Filter the records below, keeping only lines with the string "Upoważnienia".

Top of Dataset records

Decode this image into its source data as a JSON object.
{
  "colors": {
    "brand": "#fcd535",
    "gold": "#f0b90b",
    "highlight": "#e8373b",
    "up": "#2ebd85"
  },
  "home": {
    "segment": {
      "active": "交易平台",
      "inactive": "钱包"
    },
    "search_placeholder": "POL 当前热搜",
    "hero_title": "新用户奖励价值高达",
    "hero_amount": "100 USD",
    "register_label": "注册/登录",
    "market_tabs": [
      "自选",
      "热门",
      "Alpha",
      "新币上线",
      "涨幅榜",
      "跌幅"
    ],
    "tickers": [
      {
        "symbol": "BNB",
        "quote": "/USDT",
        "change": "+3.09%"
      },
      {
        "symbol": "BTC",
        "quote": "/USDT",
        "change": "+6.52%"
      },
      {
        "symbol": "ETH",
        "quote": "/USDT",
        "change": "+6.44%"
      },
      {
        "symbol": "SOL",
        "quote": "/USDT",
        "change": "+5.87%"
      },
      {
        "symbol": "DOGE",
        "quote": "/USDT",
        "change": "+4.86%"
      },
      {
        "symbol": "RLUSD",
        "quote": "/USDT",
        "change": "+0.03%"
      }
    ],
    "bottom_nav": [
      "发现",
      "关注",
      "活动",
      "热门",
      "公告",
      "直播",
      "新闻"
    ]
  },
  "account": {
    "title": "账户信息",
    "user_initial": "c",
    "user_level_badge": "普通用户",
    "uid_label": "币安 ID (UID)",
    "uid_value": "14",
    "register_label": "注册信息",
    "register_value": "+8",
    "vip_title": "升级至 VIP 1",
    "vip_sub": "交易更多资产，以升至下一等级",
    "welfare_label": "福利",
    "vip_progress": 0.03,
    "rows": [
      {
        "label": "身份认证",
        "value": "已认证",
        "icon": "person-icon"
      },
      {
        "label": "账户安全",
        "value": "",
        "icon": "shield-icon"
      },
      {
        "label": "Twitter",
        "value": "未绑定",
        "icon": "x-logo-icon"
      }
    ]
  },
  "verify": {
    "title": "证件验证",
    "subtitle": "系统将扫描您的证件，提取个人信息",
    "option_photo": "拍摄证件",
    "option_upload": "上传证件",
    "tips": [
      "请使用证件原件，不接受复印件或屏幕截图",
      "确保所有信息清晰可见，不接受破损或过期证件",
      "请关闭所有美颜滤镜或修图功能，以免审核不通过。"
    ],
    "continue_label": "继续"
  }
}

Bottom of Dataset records
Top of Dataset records

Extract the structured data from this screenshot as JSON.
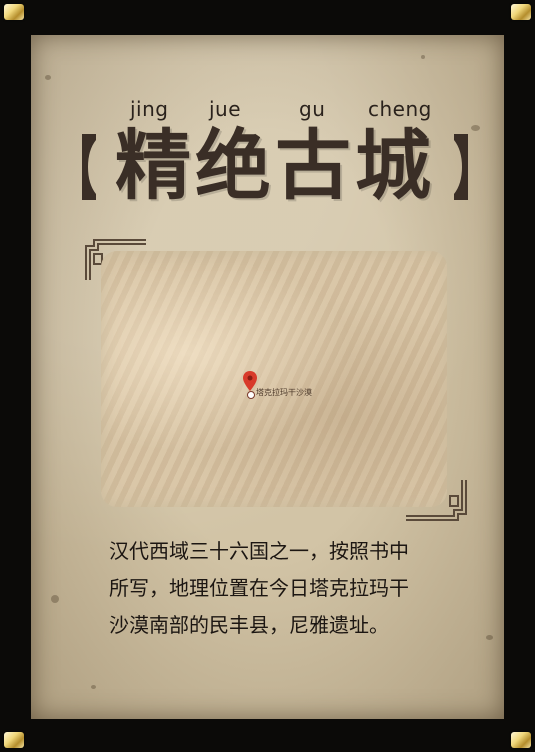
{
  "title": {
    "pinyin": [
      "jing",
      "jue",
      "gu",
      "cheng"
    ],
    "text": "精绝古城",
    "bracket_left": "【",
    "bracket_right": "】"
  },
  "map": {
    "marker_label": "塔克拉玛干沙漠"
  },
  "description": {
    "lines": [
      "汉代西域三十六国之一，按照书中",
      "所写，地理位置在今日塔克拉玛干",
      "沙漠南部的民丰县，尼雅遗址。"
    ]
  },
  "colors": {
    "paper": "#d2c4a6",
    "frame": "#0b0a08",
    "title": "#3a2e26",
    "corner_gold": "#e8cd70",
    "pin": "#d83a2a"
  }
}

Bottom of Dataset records
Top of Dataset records

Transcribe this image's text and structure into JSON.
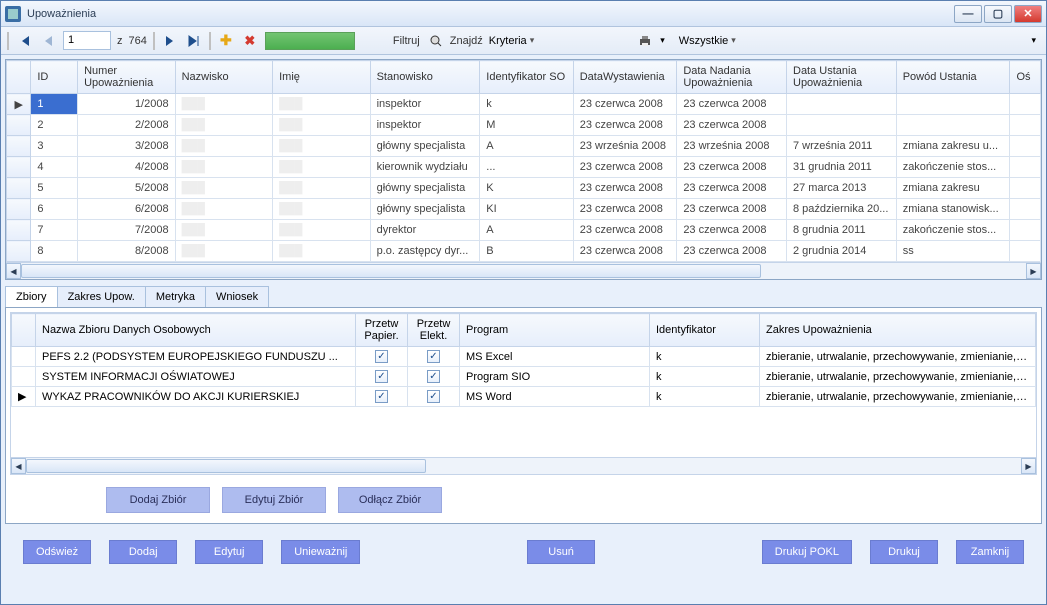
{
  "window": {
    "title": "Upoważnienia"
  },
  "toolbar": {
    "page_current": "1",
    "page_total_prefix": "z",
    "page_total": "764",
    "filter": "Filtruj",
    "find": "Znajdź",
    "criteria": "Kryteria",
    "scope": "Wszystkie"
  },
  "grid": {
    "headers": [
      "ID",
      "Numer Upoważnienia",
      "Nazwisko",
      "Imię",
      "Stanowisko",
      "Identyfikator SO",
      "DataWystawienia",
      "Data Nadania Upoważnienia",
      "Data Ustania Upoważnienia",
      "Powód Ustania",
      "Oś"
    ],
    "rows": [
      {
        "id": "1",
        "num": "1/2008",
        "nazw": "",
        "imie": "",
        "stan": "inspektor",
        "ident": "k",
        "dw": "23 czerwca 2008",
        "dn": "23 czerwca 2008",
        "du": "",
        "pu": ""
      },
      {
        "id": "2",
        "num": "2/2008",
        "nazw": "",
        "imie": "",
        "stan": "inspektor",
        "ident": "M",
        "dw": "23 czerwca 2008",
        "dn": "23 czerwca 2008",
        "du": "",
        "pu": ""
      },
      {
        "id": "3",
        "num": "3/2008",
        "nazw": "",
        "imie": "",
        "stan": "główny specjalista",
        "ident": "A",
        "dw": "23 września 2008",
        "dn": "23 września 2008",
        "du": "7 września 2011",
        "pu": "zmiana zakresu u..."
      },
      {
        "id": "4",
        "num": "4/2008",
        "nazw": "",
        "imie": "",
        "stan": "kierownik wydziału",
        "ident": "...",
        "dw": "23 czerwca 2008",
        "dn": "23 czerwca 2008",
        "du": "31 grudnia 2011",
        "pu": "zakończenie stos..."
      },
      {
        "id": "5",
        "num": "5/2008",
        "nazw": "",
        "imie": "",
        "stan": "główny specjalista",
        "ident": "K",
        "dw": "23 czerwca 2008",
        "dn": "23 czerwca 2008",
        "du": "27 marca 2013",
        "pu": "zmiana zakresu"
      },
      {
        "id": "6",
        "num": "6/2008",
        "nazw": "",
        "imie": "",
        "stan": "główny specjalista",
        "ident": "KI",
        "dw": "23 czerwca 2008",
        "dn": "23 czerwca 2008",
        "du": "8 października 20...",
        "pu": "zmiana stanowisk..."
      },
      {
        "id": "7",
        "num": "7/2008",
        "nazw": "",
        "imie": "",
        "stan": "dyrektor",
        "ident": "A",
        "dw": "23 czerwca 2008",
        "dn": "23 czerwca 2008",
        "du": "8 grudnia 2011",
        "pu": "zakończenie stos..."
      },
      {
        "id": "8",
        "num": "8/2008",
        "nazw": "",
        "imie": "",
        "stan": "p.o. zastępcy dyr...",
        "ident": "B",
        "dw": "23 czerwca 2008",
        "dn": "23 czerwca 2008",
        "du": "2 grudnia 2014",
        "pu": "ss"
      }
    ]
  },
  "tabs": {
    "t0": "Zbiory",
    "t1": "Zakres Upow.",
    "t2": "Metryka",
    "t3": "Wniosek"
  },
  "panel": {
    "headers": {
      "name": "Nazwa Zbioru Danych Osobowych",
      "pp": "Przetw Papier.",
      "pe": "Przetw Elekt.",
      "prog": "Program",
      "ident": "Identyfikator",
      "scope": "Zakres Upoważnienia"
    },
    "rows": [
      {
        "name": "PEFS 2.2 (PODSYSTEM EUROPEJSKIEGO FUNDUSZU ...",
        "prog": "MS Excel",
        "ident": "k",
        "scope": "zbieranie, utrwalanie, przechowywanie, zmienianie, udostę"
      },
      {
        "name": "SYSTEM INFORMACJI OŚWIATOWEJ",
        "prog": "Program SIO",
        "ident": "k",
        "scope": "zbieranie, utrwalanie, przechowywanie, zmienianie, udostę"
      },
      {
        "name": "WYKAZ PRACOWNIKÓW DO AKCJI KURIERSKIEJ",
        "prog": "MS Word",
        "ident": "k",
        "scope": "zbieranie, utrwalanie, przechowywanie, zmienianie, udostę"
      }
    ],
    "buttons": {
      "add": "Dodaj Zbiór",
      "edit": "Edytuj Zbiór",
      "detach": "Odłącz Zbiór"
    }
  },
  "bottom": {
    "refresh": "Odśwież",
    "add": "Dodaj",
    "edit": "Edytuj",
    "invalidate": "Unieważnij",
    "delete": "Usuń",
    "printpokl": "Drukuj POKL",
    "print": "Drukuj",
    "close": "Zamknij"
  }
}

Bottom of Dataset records

• [Answer]:
    "title": "Upoważnienia"
      "Numer Upoważnienia",
      "Data Nadania Upoważnienia",
      "Data Ustania Upoważnienia",
      "scope": "Zakres Upoważnienia"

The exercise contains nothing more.